So thorough was Polk's vanishing act - she went the first 13 minutes, 22 seconds without a basket and finished with five points and just six shots - that the Cardinal was able to withstand a determined push by her supporting cast to prevail 59-49 and claim a Pac-10 tournament title to go along with its regular-season conference championship.
Taking an opposite tact from Washington, which was decimated by Polk's 22 points and the Wildcat inside game in the semifinals, the Cardinal threw a kitchen-sink defense at the Arizona freshman and virtually dared her teammates to be the ones to beat them.
Still, it wasn't as much that Stanford rendered Polk invisible to all as it rendered her invisible mostly to her teammates. So convincing was their early defensive blanket that the Cardinal essentially dissuaded the Wildcats from going to their inside pillar. Later, the conceit complete, they were able to slip a single defender behind Polk and then go after her teammates.
"We didn't get it to our big girl," Arizona Coach Joan Bonvicini said, "as much as we should have and could have."
The inspiration for the Stanford ploy came from the darndest source. Someone heard Polk tell reporters that she didn't like to be fronted. That critical piece of information found its way back to the delighted Cardinal.
"We were like, 'Oh, thank you for telling us that; we are going to front you,' " Stanford's Chelsea Trotter recounted. "If I were her, I would've been frustrated. She said some things under her breath that showed her frustration."
The frustration took hold early, as the Cardinal came out ripping the twine from three-point range. There was no stopping their star, Nicole Powell, the tournament's Most Outstanding Player, who threw down three three-pointers and a pair of two-point buckets as Stanford raced to an early 23-9 lead.

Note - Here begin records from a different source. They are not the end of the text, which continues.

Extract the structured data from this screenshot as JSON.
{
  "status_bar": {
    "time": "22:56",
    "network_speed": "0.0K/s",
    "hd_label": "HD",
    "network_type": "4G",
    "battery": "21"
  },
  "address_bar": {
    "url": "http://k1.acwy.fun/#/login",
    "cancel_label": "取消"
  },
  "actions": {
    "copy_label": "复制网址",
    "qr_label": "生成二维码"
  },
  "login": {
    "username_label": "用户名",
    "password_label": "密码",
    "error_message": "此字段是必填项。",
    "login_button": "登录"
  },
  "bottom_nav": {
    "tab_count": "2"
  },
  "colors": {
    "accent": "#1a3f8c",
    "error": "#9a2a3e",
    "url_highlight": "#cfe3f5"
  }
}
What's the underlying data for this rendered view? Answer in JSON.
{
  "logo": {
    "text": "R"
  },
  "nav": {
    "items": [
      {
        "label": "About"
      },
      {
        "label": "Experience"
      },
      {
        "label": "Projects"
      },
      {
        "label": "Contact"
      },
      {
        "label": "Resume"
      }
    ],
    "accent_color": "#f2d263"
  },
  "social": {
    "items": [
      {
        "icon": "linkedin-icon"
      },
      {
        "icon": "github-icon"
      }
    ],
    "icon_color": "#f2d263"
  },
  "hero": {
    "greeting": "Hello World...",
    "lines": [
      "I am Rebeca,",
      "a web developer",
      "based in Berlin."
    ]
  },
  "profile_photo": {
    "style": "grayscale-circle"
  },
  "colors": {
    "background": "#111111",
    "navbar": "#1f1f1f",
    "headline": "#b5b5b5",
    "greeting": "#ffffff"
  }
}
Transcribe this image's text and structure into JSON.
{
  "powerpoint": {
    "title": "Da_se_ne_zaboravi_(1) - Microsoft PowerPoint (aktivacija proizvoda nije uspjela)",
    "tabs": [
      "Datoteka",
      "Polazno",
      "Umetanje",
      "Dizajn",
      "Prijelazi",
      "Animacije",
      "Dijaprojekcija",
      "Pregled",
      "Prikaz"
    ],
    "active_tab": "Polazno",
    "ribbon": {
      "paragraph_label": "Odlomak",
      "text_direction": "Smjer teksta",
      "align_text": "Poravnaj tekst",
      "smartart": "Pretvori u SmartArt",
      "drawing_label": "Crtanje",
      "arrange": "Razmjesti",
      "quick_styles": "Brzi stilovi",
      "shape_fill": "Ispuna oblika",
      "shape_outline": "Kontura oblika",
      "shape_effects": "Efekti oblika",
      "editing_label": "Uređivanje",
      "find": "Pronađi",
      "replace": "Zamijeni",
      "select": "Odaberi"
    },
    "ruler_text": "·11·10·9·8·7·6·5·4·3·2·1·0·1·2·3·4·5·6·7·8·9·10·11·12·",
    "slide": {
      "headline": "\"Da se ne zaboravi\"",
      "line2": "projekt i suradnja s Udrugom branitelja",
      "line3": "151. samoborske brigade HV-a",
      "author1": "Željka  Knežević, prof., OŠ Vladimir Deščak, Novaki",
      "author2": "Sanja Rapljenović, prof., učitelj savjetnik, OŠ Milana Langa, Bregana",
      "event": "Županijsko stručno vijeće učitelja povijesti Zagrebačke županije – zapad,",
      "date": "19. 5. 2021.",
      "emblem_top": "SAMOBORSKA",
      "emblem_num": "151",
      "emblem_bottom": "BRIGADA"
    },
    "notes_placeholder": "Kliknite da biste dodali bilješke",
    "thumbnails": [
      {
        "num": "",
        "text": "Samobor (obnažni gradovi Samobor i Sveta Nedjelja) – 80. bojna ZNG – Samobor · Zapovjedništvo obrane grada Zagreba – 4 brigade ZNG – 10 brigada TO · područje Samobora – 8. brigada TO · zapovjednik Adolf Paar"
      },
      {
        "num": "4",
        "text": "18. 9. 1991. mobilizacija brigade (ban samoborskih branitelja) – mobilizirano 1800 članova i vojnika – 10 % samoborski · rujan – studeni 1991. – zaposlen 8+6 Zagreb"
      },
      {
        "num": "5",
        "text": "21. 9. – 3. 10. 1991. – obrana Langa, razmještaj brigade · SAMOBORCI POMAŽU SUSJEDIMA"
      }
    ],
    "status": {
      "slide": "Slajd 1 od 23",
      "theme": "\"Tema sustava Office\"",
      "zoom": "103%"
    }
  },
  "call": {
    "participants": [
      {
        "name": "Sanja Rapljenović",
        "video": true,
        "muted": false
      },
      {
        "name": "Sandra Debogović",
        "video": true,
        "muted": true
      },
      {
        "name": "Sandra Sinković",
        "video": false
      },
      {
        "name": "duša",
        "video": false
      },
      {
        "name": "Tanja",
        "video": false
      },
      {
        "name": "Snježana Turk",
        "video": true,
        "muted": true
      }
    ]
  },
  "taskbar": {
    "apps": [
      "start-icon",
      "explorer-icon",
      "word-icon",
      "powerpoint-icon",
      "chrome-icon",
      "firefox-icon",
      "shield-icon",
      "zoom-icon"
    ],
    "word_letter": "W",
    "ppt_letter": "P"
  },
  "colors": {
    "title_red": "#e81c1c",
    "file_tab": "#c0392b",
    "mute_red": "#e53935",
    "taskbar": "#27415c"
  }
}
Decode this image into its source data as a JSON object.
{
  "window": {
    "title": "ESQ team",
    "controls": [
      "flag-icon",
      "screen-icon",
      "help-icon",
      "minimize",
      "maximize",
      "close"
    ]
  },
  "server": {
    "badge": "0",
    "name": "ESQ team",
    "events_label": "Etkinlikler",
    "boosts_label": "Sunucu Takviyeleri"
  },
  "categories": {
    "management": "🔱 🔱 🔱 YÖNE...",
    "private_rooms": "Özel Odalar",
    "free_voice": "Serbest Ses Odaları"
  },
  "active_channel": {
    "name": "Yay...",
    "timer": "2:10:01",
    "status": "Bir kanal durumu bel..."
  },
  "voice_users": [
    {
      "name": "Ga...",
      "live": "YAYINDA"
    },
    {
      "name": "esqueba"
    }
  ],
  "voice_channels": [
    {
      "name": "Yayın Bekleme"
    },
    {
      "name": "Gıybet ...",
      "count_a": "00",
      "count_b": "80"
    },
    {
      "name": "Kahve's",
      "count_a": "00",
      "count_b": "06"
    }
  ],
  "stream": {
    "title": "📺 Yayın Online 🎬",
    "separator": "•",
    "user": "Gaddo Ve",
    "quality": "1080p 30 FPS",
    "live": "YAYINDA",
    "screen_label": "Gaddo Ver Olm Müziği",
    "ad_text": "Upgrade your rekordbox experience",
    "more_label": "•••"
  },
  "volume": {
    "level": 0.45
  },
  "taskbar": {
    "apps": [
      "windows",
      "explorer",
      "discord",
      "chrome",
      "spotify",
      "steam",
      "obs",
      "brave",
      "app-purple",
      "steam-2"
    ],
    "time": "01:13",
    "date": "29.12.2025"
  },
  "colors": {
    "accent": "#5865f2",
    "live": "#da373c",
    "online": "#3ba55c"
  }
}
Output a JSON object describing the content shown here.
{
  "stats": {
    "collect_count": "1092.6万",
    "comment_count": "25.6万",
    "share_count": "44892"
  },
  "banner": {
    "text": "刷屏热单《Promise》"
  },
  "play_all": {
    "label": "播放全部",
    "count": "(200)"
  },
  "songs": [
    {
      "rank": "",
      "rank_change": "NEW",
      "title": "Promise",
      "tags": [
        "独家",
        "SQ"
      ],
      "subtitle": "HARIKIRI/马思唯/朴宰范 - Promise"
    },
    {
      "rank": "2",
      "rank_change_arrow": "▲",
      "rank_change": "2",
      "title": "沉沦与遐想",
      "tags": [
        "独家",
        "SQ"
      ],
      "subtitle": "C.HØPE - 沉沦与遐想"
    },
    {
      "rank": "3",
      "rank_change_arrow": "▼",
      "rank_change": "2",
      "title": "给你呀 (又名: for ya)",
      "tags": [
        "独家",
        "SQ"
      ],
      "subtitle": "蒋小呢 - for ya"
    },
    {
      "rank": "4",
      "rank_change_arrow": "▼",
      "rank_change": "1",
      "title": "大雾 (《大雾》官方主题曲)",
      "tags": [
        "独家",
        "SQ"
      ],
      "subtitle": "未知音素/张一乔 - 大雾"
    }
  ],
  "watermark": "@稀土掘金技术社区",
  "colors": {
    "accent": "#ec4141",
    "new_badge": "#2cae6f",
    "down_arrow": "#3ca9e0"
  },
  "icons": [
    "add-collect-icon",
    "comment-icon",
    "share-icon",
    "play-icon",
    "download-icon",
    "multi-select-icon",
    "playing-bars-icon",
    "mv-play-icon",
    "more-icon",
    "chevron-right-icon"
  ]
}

That advantage grew later in the first half to 20, even with Powell benched with two fouls.
Arizona's perimeter troika of Dee-Dee Wheeler (13 points), Aimee Grzyb (10 points) and Julie Brase (eight) finally got untracked near the end of the half, as the Wildcats rode their shooting and fullcourt pressure to knock their halftime deficit to just 11 points. They further shrank the deficit as low as four points, on Brase's triple with 14:07 to play, but the Cardinal got timely threes from Sebnem Kimyaciolglu, Kelley Suminski and T'Nae Thiel to help fend them off.
Stanford's perimeter outburst, coupled with Arizona's interior impotence (just one made free throw), made the difference. There was an unlikely source of inspiration for that, too.
Before the game, Cardinal Coach Tara VanDerveer spied a "fan education" sheet that provided short scouting reports on the Stanford players. The fan-friendly reports gushed on about the various Cardinal's outside shooting prowess. VanDerveer said she intended to present the sheet to her team, left it in the locker room when she went to eat dinner and discovered it missing when she returned.
The message had been delivered.
"It reminded them of something they needed to do," VanDerveer said. "We have a lot of great shooters. I believe shooting is so mental. Our team needed to be reminded they could knock down the shots we wanted."
Simple game, basketball. For Stanford, the conference tournament championship came down to a little persuasion. That the Wildcats could not throw the ball inside and that they, the Cardinal, could toss it down from the outside.
Nicole Powell, Stanford (Most Outstanding Player)
Kelley Suminski, Stanford
Shawntinice Polk, Arizona
Krista Warren, Arizona
Dee-Dee Wheeler, Arizona
Nikki Blue, UCLA